Records for the task:
━━━━━━━━━━━━━━━━

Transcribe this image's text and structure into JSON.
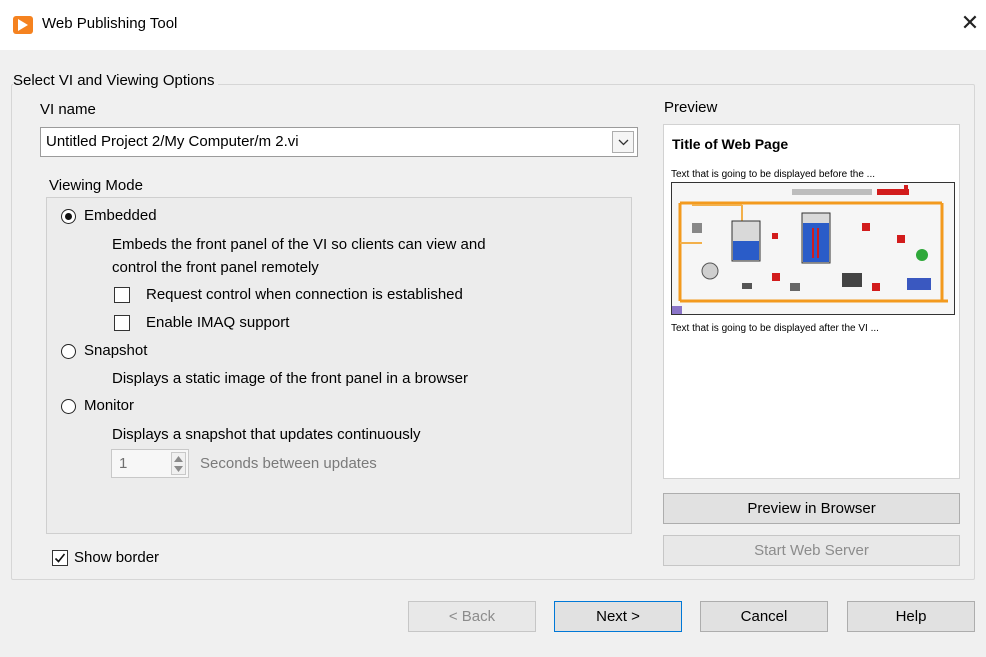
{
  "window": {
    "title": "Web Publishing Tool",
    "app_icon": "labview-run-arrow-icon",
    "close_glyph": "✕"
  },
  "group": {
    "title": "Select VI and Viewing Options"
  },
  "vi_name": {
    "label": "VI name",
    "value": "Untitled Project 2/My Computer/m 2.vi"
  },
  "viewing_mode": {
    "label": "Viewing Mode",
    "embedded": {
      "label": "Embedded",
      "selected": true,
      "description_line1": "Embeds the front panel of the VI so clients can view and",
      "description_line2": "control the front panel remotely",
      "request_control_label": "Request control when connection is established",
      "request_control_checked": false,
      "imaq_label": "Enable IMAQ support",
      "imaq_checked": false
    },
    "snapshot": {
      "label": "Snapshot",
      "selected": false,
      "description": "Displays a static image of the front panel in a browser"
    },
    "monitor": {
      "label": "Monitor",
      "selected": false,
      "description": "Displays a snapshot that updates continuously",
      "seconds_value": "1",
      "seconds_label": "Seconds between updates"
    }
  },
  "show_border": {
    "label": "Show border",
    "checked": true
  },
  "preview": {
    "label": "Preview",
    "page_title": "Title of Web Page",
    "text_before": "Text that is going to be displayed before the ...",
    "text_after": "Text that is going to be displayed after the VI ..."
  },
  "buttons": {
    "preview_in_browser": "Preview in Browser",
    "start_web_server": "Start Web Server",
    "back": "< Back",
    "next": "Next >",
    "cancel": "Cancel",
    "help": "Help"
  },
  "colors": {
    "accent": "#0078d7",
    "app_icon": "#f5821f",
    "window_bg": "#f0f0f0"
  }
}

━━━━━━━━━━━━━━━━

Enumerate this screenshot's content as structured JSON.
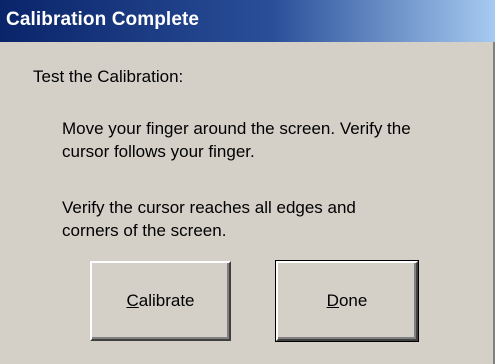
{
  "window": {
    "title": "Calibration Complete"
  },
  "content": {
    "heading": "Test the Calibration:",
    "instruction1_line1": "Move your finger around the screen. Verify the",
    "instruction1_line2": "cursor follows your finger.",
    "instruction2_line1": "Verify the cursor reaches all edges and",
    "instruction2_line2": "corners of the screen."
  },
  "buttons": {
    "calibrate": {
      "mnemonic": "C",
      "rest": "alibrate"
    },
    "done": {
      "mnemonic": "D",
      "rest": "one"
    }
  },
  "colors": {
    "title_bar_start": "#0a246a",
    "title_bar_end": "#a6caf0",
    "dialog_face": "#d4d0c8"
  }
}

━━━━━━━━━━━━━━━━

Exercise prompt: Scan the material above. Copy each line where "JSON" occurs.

Answer:
Transcribe this image's text and structure into JSON.
Enumerate this screenshot's content as structured JSON.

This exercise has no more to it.